In the past few years, with the studio (and myself) growing older, I have had the pleasure of seeing more and more alumni go on to pursue professional dance careers, higher education, get married, and have children. Finally I can agree with what ‘old’ people have always told me: they grow up so fast!
I often touch base with alumni, and with the help of social media I’m kept up to date with their goings on. And WOW I could not be prouder of the amazing young adults that have gone through Premiere’s doors! As I hear from another dancer who is auditioning in New York City, or one who is working on her Doctorate, I have come to the conclusion that dance training (be it competitive or recreational), really does translate into LIFE training.
The number one thing I see that as a common denominator in these successful alumni is confidence. In an era where women are often marginalized, and young girls are shrinking away from the spotlight, dancing gives children the confidence to try new things, and to persevere through tough challenges. It is no coincidence that often the students selected to perform speeches in front of the school, or are leaders in their school’s student council are often dancers. This confidence, fostered at a young age through dance, can go a long way!
Another commonality is determination. Whether it be in dance, or through more traditional routes, I often think that a former dancer’s training influences their ability to focus, take risks, and try something again, and again and maybe even again, until they succeed. To many parents’ chagrin, dancers typically don’t accept NO as a final answer.
And then there is the whole ‘time management’ aspect of being involved in an extra-curricular activity. Competitive dance can eat up time that could otherwise be spent on homework. A theory that I strongly believe in is that work expands to take up the amount of time you have to do it. Have an hour to finish that math homework? Guess what, you’ll likely take an hour to do it. Have 45 minutes, you just might finish it in 45 minutes. Plus, knowing that you ‘have dance tonight,’ instead of flopping on the couch to watch Netflix after school, teens will get that homework done before dance. Time management might also entail saying no to a few social engagements, but the variety of like-minded peers at the studio will more than make up for any missed movie nights.
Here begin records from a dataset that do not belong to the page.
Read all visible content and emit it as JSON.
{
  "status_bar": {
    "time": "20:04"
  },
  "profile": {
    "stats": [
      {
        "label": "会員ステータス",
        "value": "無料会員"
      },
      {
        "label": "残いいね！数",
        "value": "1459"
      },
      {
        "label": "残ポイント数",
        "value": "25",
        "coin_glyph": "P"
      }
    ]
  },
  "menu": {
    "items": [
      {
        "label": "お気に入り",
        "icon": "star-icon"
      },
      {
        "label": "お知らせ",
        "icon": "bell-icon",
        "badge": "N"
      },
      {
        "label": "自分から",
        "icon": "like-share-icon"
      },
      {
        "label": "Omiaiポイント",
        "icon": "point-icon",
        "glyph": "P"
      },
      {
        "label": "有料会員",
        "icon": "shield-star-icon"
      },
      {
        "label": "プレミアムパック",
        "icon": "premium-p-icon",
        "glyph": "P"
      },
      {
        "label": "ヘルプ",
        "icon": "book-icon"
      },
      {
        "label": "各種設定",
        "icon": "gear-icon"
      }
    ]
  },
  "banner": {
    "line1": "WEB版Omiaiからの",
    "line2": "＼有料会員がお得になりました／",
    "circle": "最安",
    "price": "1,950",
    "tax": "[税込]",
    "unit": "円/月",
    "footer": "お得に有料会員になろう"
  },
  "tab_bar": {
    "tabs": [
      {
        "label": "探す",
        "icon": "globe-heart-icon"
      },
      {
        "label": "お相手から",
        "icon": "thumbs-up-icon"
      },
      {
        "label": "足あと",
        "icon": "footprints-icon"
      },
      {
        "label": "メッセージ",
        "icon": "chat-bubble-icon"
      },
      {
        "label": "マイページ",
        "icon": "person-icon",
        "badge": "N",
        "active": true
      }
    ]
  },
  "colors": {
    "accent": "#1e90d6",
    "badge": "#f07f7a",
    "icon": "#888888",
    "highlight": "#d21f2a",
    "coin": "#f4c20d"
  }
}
When it comes time for university applications, interviews, and auditions, the interpersonal skills dancers acquire through their time dancing give them another advantage. In an era in which texting is the new talking, the dance studio continues to be a phone-free space. Dancers have to TALK TO EACH OTHER! And to instructors, administrators, seamstresses, and other parents. They also have to work together, regardless of whether or not they ‘like’ that person (today) or not. Dancing in a group requires trust and communication, critical skills that young people no longer necessarily develop from traditional schooling.
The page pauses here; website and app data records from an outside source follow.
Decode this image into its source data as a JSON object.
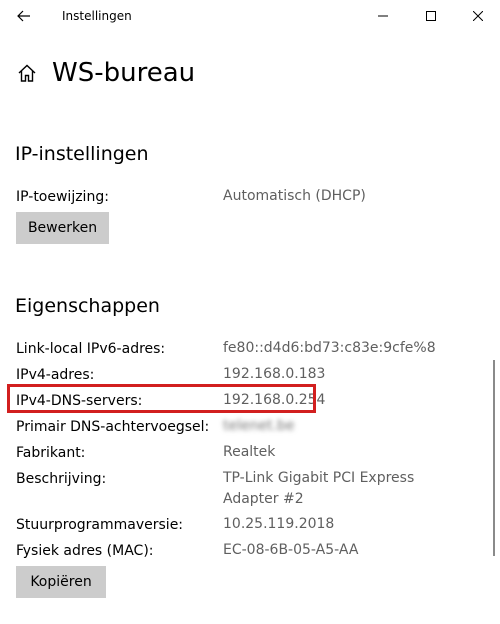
{
  "window": {
    "title": "Instellingen"
  },
  "header": {
    "title": "WS-bureau"
  },
  "ip_settings": {
    "section_title": "IP-instellingen",
    "assignment_label": "IP-toewijzing:",
    "assignment_value": "Automatisch (DHCP)",
    "edit_button": "Bewerken"
  },
  "properties": {
    "section_title": "Eigenschappen",
    "rows": [
      {
        "label": "Link-local IPv6-adres:",
        "value": "fe80::d4d6:bd73:c83e:9cfe%8"
      },
      {
        "label": "IPv4-adres:",
        "value": "192.168.0.183"
      },
      {
        "label": "IPv4-DNS-servers:",
        "value": "192.168.0.254"
      },
      {
        "label": "Primair DNS-achtervoegsel:",
        "value": "telenet.be"
      },
      {
        "label": "Fabrikant:",
        "value": "Realtek"
      },
      {
        "label": "Beschrijving:",
        "value": "TP-Link Gigabit PCI Express Adapter #2"
      },
      {
        "label": "Stuurprogrammaversie:",
        "value": "10.25.119.2018"
      },
      {
        "label": "Fysiek adres (MAC):",
        "value": "EC-08-6B-05-A5-AA"
      }
    ],
    "copy_button": "Kopiëren"
  },
  "highlight_color": "#d21f1f"
}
In summary the biggest life lesson from dance, for me, is that no matter what happens during a dance – the music stops, you fall, you forget the moves – you are taught to JUST KEEP GOING! You go until it is finished. To quote Shakespeare: ‘All the world’s a stage, And the men and women merely players; They have their exits and their entrances, And one man in his time plays many parts, His acts being seven stages.’ On that stage, as in life, people will come and go, your role will change, but the show must go on. You just keep going – your confidence, determination, and ability to lean on, and work with others will give a dancer an edge in an interview or audition alike.